For this exercise, retype all the data exactly and exclude every image.

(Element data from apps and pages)
════

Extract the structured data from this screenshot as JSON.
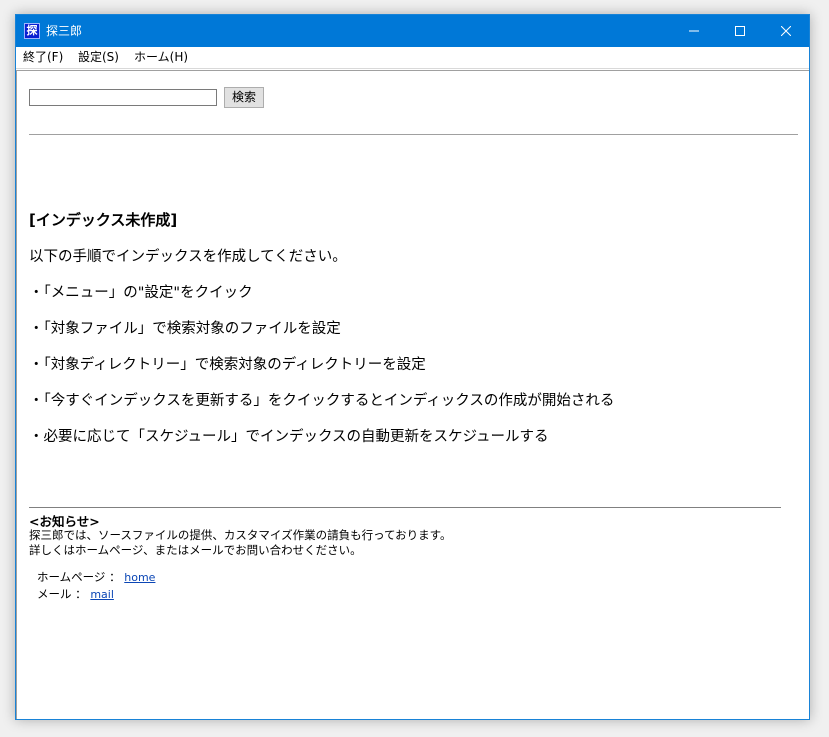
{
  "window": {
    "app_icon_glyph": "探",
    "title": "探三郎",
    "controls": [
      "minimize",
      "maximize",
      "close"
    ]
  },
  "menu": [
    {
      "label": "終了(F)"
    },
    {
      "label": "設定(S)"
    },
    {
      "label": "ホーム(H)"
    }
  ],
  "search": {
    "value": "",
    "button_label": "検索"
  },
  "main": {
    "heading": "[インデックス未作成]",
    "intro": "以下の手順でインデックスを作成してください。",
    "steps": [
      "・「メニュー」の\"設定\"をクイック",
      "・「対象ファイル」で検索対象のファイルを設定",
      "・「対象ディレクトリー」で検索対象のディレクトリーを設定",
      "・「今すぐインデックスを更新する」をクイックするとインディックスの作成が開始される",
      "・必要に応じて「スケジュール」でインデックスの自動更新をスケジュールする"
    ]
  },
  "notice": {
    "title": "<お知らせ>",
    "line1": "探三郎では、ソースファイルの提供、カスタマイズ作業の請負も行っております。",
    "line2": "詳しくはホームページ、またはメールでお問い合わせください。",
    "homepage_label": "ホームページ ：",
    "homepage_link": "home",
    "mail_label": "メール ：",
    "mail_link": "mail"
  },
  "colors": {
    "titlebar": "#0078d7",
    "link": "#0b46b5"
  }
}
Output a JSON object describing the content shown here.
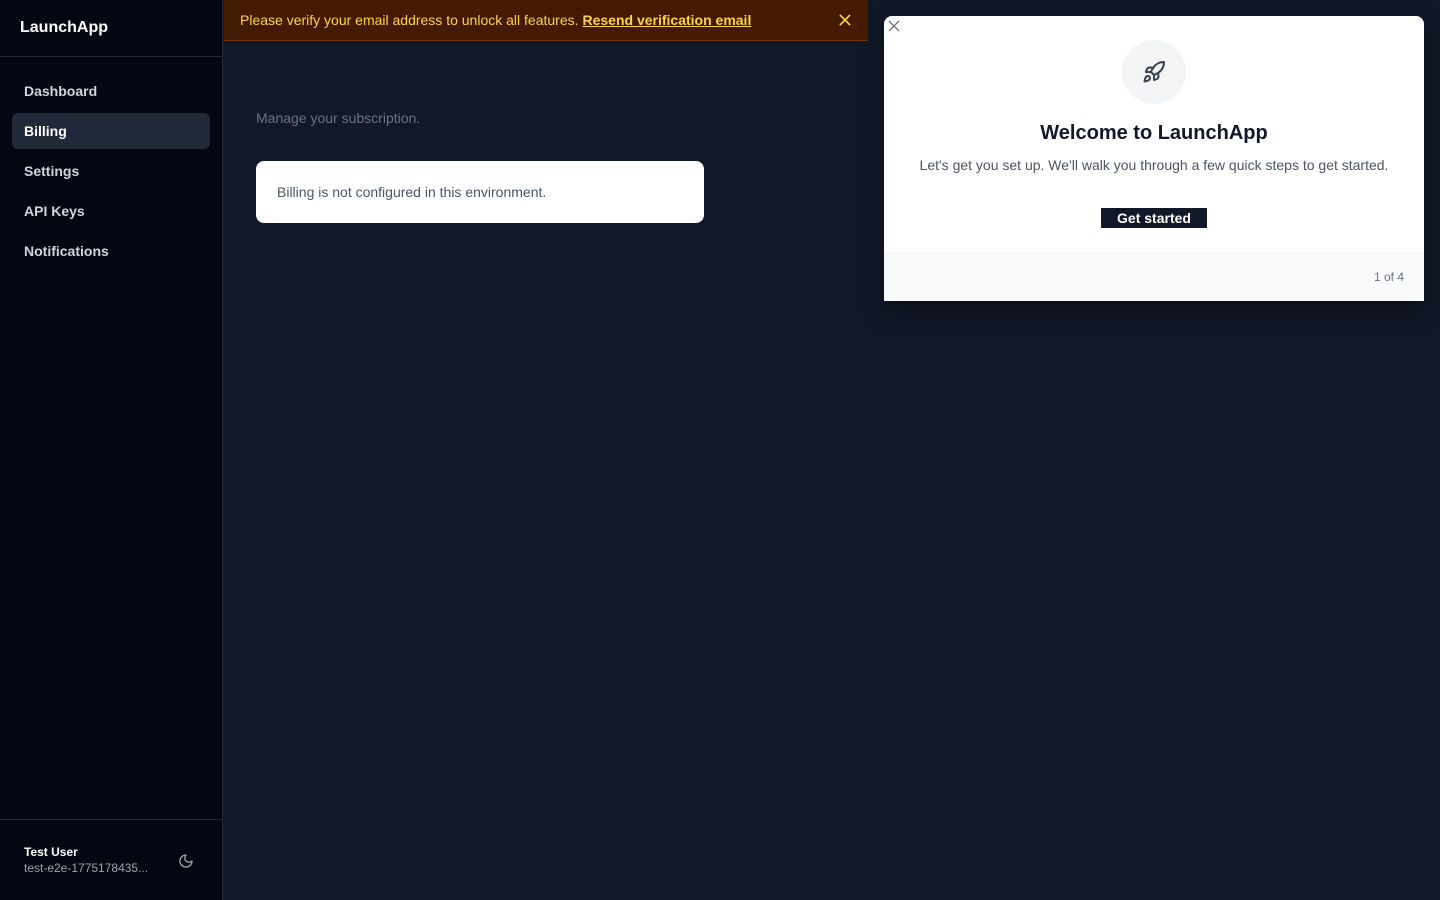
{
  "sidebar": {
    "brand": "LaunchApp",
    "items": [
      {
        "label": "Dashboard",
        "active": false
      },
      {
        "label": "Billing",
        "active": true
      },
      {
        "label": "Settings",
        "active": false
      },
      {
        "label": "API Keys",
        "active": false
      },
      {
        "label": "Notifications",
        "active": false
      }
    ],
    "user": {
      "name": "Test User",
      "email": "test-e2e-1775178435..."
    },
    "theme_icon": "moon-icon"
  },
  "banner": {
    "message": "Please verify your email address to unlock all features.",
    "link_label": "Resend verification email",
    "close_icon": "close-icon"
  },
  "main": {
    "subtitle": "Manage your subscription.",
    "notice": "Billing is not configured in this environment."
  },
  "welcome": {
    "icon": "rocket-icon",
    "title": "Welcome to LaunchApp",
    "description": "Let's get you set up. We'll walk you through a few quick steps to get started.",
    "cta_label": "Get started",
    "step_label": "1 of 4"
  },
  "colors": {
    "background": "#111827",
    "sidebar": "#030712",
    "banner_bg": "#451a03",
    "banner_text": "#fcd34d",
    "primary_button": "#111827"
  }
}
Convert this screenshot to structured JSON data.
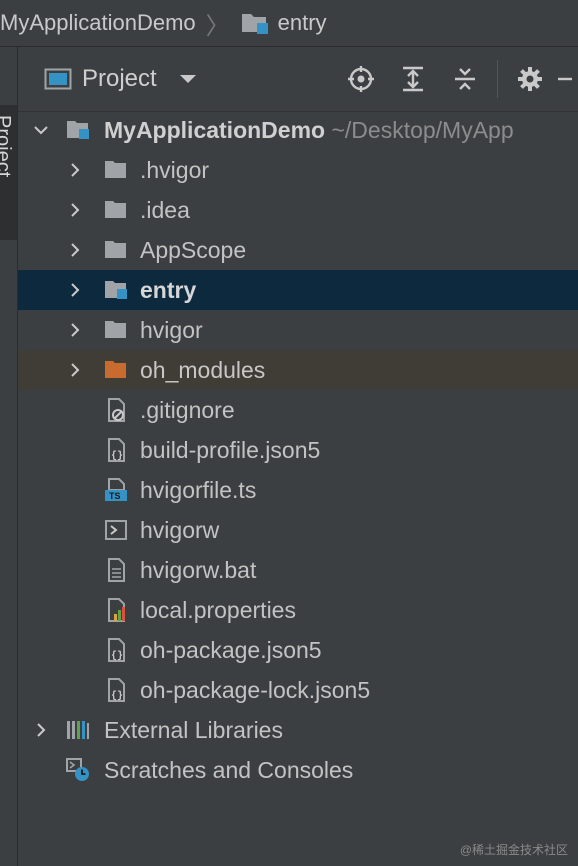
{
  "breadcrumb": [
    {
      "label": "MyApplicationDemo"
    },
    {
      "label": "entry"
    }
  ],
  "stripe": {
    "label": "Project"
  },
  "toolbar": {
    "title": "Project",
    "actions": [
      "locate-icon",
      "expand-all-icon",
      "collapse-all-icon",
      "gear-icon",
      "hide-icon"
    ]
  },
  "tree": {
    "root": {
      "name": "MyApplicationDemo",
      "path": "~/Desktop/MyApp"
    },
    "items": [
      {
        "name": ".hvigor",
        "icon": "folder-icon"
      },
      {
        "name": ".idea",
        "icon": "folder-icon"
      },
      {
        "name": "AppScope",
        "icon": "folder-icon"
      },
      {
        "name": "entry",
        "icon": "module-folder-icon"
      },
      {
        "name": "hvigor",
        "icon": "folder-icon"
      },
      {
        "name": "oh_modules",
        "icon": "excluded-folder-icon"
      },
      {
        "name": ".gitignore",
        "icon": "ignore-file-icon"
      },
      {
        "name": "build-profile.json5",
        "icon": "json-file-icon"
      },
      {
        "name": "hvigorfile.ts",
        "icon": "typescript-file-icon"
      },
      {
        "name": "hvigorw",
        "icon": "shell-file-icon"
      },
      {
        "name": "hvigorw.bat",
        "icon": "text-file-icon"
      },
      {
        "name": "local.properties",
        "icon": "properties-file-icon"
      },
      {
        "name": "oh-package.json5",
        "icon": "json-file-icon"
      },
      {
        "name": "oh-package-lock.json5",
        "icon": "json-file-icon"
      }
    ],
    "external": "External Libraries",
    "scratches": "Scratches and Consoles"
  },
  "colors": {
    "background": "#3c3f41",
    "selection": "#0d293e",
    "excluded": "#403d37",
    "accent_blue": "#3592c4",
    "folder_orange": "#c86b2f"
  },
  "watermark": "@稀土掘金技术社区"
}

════

[Expected answer]:
Extract the structured data from this screenshot as JSON.
{
  "window": {
    "app_icon_glyph": "探",
    "title": "探三郎",
    "controls": [
      "minimize",
      "maximize",
      "close"
    ]
  },
  "menu": [
    {
      "label": "終了(F)"
    },
    {
      "label": "設定(S)"
    },
    {
      "label": "ホーム(H)"
    }
  ],
  "search": {
    "value": "",
    "button_label": "検索"
  },
  "main": {
    "heading": "[インデックス未作成]",
    "intro": "以下の手順でインデックスを作成してください。",
    "steps": [
      "・「メニュー」の\"設定\"をクイック",
      "・「対象ファイル」で検索対象のファイルを設定",
      "・「対象ディレクトリー」で検索対象のディレクトリーを設定",
      "・「今すぐインデックスを更新する」をクイックするとインディックスの作成が開始される",
      "・必要に応じて「スケジュール」でインデックスの自動更新をスケジュールする"
    ]
  },
  "notice": {
    "title": "<お知らせ>",
    "line1": "探三郎では、ソースファイルの提供、カスタマイズ作業の請負も行っております。",
    "line2": "詳しくはホームページ、またはメールでお問い合わせください。",
    "homepage_label": "ホームページ ：",
    "homepage_link": "home",
    "mail_label": "メール ：",
    "mail_link": "mail"
  },
  "colors": {
    "titlebar": "#0078d7",
    "link": "#0b46b5"
  }
}
Output a JSON object describing the content shown here.
{
  "sidebar": {
    "brand": "LaunchApp",
    "items": [
      {
        "label": "Dashboard",
        "active": false
      },
      {
        "label": "Billing",
        "active": true
      },
      {
        "label": "Settings",
        "active": false
      },
      {
        "label": "API Keys",
        "active": false
      },
      {
        "label": "Notifications",
        "active": false
      }
    ],
    "user": {
      "name": "Test User",
      "email": "test-e2e-1775178435..."
    },
    "theme_icon": "moon-icon"
  },
  "banner": {
    "message": "Please verify your email address to unlock all features.",
    "link_label": "Resend verification email",
    "close_icon": "close-icon"
  },
  "main": {
    "subtitle": "Manage your subscription.",
    "notice": "Billing is not configured in this environment."
  },
  "welcome": {
    "icon": "rocket-icon",
    "title": "Welcome to LaunchApp",
    "description": "Let's get you set up. We'll walk you through a few quick steps to get started.",
    "cta_label": "Get started",
    "step_label": "1 of 4"
  },
  "colors": {
    "background": "#111827",
    "sidebar": "#030712",
    "banner_bg": "#451a03",
    "banner_text": "#fcd34d",
    "primary_button": "#111827"
  }
}
Convert this screenshot to structured JSON data.
{
  "breadcrumb": [
    {
      "label": "MyApplicationDemo"
    },
    {
      "label": "entry"
    }
  ],
  "stripe": {
    "label": "Project"
  },
  "toolbar": {
    "title": "Project",
    "actions": [
      "locate-icon",
      "expand-all-icon",
      "collapse-all-icon",
      "gear-icon",
      "hide-icon"
    ]
  },
  "tree": {
    "root": {
      "name": "MyApplicationDemo",
      "path": "~/Desktop/MyApp"
    },
    "items": [
      {
        "name": ".hvigor",
        "icon": "folder-icon"
      },
      {
        "name": ".idea",
        "icon": "folder-icon"
      },
      {
        "name": "AppScope",
        "icon": "folder-icon"
      },
      {
        "name": "entry",
        "icon": "module-folder-icon"
      },
      {
        "name": "hvigor",
        "icon": "folder-icon"
      },
      {
        "name": "oh_modules",
        "icon": "excluded-folder-icon"
      },
      {
        "name": ".gitignore",
        "icon": "ignore-file-icon"
      },
      {
        "name": "build-profile.json5",
        "icon": "json-file-icon"
      },
      {
        "name": "hvigorfile.ts",
        "icon": "typescript-file-icon"
      },
      {
        "name": "hvigorw",
        "icon": "shell-file-icon"
      },
      {
        "name": "hvigorw.bat",
        "icon": "text-file-icon"
      },
      {
        "name": "local.properties",
        "icon": "properties-file-icon"
      },
      {
        "name": "oh-package.json5",
        "icon": "json-file-icon"
      },
      {
        "name": "oh-package-lock.json5",
        "icon": "json-file-icon"
      }
    ],
    "external": "External Libraries",
    "scratches": "Scratches and Consoles"
  },
  "colors": {
    "background": "#3c3f41",
    "selection": "#0d293e",
    "excluded": "#403d37",
    "accent_blue": "#3592c4",
    "folder_orange": "#c86b2f"
  },
  "watermark": "@稀土掘金技术社区"
}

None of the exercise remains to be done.